The narrative is starting to change at Facebook, Inc. (NASDAQ:FB). Facebook stock has been a market darling for years now. Once FB stock got its legs under it following its 2012 initial public offering, it rose nearly 900% in less than five years. FB news always seemed positive. Facebook stock never really faced much of a correction, or even a modest decline, as it marched steadily higher.
It’s very different now. The market has turned outright cautious toward Facebook stock. The latest headlines surrounding unauthorized data use by U.K. firm Cambridge Analytica have again raised concerns about how Facebook uses, and secures, its data. Politicians are calling for hearings. Users are upset. And investors are selling, with Facebook stock down nearly 7% as of this writing, its largest one-day decline in at least two years, according to Barron’s.
There’s a case that Monday’s dip presents a buying opportunity. Investorplace.com’s Ian Bezek made that case on this site, pointing to the still-large opportunity for digital advertising growth. Nicholas Chahine pointed to a reasonable valuation and support around the current price of $172.

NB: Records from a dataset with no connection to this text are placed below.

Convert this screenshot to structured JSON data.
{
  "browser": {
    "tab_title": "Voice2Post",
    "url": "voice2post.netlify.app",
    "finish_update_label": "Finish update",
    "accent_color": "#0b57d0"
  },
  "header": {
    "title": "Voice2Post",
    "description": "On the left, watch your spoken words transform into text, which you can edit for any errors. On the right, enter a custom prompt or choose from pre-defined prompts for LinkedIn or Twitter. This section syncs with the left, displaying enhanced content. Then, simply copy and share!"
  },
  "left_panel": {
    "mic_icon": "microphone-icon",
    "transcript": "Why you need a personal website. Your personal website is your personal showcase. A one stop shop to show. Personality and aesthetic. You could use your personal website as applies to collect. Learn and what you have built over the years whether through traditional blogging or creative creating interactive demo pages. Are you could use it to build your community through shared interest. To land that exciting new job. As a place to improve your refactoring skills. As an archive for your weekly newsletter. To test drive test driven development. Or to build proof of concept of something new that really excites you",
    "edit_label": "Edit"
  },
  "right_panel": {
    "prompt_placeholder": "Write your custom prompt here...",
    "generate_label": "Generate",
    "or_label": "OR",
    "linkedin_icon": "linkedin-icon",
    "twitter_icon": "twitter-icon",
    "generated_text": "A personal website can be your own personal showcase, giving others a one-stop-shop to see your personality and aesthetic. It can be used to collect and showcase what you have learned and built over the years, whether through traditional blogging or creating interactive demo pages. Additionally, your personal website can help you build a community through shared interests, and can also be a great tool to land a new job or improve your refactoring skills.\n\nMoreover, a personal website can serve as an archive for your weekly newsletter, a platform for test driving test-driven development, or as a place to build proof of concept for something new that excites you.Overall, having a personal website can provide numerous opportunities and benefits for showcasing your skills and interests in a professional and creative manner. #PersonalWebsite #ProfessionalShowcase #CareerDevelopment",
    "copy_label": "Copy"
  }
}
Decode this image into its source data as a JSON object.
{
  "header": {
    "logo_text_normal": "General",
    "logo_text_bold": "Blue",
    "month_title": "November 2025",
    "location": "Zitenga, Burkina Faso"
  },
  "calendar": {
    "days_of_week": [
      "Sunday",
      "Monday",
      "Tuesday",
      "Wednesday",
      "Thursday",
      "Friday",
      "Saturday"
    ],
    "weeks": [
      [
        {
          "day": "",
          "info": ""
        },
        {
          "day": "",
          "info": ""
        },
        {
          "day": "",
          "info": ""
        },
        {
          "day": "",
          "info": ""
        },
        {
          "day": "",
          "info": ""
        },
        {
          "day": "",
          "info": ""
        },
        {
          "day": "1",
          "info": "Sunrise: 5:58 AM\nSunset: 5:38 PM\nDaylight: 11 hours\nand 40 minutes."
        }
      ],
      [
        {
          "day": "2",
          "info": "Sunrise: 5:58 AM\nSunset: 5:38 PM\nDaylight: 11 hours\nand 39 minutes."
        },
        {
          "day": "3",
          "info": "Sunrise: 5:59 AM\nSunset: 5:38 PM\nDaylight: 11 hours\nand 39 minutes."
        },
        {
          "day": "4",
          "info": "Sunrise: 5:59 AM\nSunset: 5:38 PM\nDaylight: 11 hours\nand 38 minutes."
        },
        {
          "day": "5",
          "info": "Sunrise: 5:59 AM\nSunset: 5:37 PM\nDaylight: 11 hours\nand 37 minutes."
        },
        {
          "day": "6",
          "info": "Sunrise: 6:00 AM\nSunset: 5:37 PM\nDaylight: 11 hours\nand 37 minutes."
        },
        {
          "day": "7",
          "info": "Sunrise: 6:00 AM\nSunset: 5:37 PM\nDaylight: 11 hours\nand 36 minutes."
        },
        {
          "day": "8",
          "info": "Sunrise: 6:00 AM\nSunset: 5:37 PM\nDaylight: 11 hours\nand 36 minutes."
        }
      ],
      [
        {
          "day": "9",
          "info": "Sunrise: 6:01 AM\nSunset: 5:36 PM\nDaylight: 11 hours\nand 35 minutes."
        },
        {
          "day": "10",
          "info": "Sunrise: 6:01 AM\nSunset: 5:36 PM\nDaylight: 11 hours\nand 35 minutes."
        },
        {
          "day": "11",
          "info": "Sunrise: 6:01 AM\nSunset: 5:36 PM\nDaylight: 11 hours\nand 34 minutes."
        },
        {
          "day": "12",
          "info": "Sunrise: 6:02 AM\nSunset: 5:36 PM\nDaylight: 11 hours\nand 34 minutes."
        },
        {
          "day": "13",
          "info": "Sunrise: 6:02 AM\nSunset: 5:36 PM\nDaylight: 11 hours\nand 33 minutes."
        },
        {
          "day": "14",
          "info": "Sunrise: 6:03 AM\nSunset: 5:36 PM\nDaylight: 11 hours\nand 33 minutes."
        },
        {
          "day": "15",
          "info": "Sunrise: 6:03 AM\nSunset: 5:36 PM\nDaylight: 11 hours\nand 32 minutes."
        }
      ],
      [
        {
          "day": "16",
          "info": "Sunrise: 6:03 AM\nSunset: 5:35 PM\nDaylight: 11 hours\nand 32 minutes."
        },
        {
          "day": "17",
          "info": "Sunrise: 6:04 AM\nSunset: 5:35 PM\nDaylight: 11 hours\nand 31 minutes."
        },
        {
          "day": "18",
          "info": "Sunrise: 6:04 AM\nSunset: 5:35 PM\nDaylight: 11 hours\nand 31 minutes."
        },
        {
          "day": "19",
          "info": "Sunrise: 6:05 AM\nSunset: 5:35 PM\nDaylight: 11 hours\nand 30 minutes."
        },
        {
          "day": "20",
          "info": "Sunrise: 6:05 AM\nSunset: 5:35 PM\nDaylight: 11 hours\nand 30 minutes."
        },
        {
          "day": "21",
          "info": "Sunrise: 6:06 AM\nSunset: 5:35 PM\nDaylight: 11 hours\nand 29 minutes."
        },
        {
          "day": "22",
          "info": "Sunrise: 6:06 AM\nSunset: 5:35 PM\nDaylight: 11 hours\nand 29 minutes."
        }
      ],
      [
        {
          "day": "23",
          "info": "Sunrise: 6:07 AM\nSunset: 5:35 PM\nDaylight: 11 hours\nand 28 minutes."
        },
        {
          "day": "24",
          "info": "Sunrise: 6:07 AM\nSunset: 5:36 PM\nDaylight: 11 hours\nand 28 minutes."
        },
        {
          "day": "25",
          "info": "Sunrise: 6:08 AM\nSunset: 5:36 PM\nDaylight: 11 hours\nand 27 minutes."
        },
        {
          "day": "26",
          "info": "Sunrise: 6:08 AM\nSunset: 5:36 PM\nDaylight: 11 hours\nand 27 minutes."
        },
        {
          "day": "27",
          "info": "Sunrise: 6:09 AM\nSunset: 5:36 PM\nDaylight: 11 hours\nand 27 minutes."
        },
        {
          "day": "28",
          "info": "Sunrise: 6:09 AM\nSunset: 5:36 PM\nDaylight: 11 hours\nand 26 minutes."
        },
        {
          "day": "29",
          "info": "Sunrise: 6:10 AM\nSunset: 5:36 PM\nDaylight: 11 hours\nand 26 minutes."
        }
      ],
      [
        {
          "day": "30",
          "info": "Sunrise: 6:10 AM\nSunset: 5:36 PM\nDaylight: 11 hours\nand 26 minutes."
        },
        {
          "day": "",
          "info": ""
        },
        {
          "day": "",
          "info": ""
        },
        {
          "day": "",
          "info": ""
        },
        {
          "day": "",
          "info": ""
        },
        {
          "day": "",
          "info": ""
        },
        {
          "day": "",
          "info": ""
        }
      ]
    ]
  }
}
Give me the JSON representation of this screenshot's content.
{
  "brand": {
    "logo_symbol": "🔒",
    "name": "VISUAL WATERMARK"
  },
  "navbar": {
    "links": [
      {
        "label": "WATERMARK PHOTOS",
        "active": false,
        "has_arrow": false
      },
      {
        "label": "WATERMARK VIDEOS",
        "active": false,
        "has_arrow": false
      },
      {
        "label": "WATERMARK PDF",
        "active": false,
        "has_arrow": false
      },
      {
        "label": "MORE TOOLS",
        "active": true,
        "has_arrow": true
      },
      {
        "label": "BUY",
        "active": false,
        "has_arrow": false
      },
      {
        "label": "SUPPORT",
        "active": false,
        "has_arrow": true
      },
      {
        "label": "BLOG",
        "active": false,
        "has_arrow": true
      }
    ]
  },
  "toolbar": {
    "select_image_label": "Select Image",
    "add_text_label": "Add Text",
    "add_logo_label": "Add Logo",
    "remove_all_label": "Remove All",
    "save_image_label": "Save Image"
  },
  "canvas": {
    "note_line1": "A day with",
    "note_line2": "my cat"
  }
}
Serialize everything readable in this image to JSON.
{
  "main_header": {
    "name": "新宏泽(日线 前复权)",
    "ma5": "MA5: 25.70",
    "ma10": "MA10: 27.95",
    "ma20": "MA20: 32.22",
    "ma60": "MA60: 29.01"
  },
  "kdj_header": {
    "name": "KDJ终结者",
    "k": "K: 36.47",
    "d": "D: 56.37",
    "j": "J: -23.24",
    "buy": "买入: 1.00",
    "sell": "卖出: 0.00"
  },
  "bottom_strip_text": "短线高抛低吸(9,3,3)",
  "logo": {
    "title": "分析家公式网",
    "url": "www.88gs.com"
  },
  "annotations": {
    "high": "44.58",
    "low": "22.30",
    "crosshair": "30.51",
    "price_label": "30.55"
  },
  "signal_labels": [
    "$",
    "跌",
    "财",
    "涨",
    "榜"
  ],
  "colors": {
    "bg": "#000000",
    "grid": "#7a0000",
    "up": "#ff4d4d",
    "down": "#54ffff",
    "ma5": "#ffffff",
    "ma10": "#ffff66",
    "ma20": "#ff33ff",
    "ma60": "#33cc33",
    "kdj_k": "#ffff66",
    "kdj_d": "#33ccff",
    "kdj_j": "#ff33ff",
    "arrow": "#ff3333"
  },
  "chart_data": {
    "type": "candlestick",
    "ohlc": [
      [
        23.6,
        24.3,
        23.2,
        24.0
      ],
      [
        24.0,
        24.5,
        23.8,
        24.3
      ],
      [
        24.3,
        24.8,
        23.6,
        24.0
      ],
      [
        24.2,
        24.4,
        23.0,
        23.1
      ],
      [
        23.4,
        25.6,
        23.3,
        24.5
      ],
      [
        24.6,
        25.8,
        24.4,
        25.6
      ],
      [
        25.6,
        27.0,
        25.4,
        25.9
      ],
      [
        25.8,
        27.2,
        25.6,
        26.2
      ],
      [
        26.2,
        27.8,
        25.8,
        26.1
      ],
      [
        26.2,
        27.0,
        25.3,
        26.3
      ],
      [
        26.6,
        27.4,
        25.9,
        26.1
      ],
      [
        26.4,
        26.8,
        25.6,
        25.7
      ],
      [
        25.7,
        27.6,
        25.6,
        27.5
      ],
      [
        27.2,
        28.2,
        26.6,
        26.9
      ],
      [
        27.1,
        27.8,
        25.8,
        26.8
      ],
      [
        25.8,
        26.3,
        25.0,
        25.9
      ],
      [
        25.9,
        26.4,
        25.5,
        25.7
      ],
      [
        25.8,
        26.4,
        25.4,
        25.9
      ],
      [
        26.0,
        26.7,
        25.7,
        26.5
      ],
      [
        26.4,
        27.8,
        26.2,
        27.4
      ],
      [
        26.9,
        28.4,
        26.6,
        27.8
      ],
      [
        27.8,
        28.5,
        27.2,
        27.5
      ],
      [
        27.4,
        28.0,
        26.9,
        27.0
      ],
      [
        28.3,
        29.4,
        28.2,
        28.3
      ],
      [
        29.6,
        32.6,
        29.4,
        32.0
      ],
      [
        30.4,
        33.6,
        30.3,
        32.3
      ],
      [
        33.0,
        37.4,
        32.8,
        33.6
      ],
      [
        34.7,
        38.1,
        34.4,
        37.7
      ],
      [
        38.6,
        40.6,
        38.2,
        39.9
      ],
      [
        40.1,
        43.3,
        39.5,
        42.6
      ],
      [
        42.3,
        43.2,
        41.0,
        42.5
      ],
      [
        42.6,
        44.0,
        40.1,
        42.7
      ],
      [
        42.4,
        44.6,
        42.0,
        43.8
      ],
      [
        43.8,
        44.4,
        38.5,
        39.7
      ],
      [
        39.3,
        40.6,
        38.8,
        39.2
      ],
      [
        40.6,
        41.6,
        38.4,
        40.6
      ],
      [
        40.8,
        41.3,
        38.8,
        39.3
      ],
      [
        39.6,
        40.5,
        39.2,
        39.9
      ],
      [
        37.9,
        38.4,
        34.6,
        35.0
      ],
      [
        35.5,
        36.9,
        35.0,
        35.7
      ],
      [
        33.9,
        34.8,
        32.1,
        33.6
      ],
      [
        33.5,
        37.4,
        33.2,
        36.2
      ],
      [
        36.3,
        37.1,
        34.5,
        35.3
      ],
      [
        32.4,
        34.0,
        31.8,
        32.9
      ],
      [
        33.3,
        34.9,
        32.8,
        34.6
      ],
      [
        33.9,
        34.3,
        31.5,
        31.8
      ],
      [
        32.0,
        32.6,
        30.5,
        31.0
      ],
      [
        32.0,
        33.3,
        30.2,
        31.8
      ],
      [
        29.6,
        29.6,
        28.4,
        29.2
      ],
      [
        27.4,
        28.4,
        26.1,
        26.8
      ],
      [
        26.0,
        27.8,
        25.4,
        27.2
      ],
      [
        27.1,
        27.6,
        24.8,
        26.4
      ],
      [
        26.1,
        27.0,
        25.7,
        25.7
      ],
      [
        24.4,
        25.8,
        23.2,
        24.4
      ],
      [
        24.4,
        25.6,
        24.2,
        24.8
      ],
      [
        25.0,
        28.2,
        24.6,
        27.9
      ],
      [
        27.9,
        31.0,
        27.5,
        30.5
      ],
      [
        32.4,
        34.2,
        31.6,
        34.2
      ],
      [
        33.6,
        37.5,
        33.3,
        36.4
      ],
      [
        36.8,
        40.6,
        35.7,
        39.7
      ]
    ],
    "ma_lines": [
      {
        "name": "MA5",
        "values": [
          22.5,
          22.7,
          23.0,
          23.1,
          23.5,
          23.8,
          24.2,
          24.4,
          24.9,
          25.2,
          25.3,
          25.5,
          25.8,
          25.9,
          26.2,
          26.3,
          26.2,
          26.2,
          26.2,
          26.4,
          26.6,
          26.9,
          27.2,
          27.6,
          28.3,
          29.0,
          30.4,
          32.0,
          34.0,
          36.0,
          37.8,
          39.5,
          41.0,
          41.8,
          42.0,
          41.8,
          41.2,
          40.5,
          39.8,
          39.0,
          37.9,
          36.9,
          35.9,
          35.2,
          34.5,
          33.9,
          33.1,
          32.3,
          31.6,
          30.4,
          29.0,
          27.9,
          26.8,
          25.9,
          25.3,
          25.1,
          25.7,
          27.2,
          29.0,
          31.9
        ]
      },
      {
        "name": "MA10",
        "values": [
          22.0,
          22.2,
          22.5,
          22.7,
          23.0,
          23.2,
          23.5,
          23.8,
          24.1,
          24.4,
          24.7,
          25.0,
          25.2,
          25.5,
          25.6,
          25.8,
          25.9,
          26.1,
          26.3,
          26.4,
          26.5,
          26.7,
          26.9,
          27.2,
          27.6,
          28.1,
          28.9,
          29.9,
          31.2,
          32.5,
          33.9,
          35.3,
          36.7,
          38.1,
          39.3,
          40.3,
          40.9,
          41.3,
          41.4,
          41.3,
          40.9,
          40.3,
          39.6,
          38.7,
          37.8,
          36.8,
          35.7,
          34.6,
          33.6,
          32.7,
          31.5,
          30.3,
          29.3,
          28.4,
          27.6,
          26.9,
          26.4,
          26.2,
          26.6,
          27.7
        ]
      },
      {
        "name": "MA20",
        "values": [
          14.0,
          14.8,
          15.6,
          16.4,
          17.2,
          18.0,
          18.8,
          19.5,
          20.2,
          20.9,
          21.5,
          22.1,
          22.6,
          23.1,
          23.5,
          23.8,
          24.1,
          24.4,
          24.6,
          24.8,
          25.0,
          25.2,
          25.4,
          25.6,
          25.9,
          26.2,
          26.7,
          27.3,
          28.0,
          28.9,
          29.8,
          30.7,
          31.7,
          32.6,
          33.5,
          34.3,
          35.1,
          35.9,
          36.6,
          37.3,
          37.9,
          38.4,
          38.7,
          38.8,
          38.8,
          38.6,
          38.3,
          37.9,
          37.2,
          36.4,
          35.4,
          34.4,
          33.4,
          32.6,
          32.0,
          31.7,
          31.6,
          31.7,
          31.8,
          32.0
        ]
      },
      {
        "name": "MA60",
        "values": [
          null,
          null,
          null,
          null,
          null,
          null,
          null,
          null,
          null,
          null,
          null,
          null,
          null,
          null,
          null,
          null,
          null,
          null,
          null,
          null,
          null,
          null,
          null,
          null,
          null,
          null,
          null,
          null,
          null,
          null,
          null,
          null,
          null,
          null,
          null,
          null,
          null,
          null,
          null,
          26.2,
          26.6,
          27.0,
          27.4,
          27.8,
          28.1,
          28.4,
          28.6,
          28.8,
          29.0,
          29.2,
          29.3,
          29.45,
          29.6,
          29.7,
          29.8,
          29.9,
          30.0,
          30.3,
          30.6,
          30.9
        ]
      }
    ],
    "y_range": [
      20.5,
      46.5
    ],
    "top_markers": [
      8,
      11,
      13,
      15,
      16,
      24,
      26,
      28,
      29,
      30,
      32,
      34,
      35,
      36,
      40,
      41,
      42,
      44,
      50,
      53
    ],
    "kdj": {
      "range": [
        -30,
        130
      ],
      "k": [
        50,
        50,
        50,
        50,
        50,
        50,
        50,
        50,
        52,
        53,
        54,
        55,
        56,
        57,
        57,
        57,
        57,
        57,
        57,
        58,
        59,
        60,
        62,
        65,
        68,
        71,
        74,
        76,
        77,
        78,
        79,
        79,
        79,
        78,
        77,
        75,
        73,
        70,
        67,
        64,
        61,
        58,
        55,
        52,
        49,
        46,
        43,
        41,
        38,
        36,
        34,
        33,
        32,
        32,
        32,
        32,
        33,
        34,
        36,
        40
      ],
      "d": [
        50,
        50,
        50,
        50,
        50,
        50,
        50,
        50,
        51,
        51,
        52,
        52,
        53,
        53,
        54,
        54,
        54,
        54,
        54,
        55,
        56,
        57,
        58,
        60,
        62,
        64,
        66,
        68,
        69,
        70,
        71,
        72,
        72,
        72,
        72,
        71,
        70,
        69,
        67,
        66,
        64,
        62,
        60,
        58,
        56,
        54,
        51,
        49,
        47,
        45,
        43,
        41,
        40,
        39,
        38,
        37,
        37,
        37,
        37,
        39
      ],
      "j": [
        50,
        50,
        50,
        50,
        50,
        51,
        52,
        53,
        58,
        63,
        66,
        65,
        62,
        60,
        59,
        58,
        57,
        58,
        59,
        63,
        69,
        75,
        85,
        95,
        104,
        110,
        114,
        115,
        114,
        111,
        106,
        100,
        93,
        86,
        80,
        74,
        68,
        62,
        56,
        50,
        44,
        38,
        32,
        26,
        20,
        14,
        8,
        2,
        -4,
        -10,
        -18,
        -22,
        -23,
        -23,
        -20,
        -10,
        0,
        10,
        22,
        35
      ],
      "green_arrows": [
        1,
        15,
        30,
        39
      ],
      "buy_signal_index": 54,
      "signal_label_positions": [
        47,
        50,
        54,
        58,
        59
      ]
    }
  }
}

But I’m not so sure. After recommending FB stock for some time, I’d already become increasingly cautious toward the stock. And I don’t believe that investors can shrug off this weekend’s news. Facebook is facing serious risks — and so far its responses have been far less than satisfactory.
Facebook Stock Plunges
What’s driving Monday’s decline is the news that Cambridge Analytica — a consulting firm used by the Donald Trump campaign — gathered data on more than 50 million Facebook users without permission. On Friday, Facebook announced on its own site that it was suspending the firm, as the data had been passed to Cambridge Analytica in violation of the Facebook terms of service. CA was not supposed to receive the data in the first place. According to Facebook, the firm said it had destroyed the data when asked to by Facebook — only for Facebook to receive information recently that the destruction hadn’t occurred.
For its part, Facebook repeatedly has argued that what happened is not a “data breach.” Facebook wasn’t hacked. The data was given willingly by users. The data itself was used incorrectly, and under current terms of service, the situation could not repeat. For its part, Cambridge Analytica told Reuters that it didn’t use the data in the Trump campaign. And it insisted that it had deleted the data it had received, as Facebook requested.
From a factual standpoint, then, there’s a case that this is much ado about nothing. The data didn’t impact the 2016 election. Facebook already has changed its procedures to prevent a similar occurrence in the future. There will be some short-term noise, but little, if any, impact on Facebook’s business. The scandal does contribute to the “fake news” concerns surrounding Facebook stock — but those, too, shall pass.
I’m no longer sure that’s the case, however.
The Risks to Facebook Stock
The first problem for Facebook is that this has become a political story — and facts don’t drive political narratives. Anti-Trump constituents in the U.S. will see this as another way in which social media unfairly influenced the presidential election. Those already concerned about Facebook’s ownership and usage of data have another ax to grind. Regulators on both sides of the Atlantic are calling for CEO Mark Zuckerberg to answer questions — in person.
The combination creates significant reputational risk to Facebook. User growth already is slowing in North America, in part due simply to the massive size of the existing base. The news feed changes announced earlier this year will — at least in the short term — depress time spent on the site. As I argued just last month, that puts a lot of pressure on ad load and pricing to drive revenue growth.
That pressure now intensifies. Facebook has said it’s not inclined to increase ad load (how many ads a viewer sees). Pricing increases could become more difficult. Consumer packaged goods giants Unilever N.V. (NYSE:UL) and Procter & Gamble Co (NYSE:PG) are cutting their spend, already angered by the shady practices in the digital advertising space.
Meanwhile, a report on Monday morning was overshadowed by other FB news. But it projected that Amazon.com, Inc. (NASDAQ:AMZN) would take market share from Facebook and Alphabet Inc (NASDAQ:GOOGL,NASDAQ:GOOG) this year.
Facebook can argue that Monday’s news isn’t that big of a deal. It can claim — rightly — that it wasn’t a “hack,” or a “data breach.” But that’s not the point.
A Real Problem for Facebook Stock
The point is that there is real risk to Facebook’s reputation among users — and advertisers. Users already are more cautious about their data — and this news will only feed those concerns. Advertisers face a notable lack of trust across the digital advertising space and this doesn’t help.
Those concerns continue to mount on both sides. And Facebook management, to be blunt, has done a poor job of responding to them. It’s not necessarily a big deal to the average customer whether the data came from a “breach” or a “hack” or a “third party.” What the average customer sees, and feels, is that his or her data simply isn’t safe on the platform. Facebook isn’t convincing consumers — or regulators — otherwise.
If that doesn’t improve, and soon, Facebook will see lower engagement, lower usage, and maybe even lower ad rates. At some point, that weakness will be reflected in Facebook stock.
As of this writing, Vince Martin has no positions in any securities mentioned.